A Pick-and-Roll can be of great use in a game, one could even call it art. But, what exactly has to happen for a pick-and-roll to be successful?
The art of a good screen is that, if it’s an on ball screen, the player with the ball get an (open) drive to the basket. Depending on how the defense reacts, the player with the ball can drive and score, stop and shoot, pass to the roller, or pass outside for the wide open shot. And all these options present themselves because of one simple pick-and-roll. Furthermore, the art of a well executed screen depends on both the screener and the player with the ball. The first step to a successful pick-and-roll is setting a good screen, but the player with the ball has to do his part as well. He has to make the screener look good by making the right decision after the screen, but also using the screen in the right way. This means the player has to pass the screen shoulder-to-shoulder, which means the defender has to work hard to follow the opponent instead of just passing by. Once that is done the right way, the player with the ball has a couple of seconds to decide which option to take.
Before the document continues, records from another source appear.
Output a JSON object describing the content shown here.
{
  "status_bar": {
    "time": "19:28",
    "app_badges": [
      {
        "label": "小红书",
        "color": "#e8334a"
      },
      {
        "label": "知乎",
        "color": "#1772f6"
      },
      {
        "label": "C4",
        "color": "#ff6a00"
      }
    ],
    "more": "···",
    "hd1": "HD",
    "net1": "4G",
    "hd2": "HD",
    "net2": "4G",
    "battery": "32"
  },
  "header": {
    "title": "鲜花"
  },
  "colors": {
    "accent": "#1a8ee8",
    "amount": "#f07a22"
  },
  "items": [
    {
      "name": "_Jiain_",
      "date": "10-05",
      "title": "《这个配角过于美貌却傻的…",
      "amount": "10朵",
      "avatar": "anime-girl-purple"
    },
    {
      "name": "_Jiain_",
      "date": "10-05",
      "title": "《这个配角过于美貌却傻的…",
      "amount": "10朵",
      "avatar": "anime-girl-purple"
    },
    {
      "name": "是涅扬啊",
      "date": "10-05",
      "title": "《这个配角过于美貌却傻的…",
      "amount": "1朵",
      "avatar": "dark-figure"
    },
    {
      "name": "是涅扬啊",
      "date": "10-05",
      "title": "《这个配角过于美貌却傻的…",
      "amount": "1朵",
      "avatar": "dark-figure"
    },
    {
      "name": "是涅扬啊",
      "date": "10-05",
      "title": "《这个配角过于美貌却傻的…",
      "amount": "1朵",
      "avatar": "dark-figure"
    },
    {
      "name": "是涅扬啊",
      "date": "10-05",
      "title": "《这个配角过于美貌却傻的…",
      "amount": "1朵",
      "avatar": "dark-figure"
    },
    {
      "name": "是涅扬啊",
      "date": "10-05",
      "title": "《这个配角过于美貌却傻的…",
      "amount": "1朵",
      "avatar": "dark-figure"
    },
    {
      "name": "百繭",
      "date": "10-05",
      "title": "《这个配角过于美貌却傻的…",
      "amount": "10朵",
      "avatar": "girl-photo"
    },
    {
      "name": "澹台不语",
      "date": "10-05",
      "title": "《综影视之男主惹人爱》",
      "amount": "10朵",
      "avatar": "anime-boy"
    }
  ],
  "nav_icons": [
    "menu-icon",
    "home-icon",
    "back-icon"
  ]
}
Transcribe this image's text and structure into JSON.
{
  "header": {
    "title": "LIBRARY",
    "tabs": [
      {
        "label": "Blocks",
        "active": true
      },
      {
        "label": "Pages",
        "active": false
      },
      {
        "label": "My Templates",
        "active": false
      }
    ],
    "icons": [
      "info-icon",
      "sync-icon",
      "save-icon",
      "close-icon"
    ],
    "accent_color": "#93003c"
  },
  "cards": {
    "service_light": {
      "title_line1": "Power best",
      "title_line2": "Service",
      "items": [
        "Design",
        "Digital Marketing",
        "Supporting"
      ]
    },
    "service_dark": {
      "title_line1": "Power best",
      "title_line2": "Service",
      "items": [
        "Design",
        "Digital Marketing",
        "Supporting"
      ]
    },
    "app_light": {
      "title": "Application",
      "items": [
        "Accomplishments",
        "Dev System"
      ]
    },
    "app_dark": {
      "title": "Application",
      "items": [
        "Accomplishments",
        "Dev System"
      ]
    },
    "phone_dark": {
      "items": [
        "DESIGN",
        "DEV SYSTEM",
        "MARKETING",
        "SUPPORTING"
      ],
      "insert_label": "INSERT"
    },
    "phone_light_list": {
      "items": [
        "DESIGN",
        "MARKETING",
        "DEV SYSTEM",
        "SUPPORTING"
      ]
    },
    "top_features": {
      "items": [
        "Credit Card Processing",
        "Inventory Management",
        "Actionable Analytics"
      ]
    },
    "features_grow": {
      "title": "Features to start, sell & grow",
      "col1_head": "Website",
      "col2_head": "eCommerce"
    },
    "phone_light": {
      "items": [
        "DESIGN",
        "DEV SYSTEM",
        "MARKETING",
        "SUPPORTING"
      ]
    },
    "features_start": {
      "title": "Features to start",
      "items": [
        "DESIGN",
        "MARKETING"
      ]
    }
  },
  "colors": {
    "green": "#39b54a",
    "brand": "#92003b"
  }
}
The NBA even keeps track of players whose screens help other players score. These are called screen assists. Right now, Rudy Gobert of the Utah Jazz is the leader of this category with 5.9 screen assists per game (and he has played 42 games this season. Gobert plays together with guard Ricky Rubio, who is not the best outside shooter and therefore he can make great use of good on ball screens. Though Gobert has the highest average of screen assists, he also gets enough chances to finish the ball.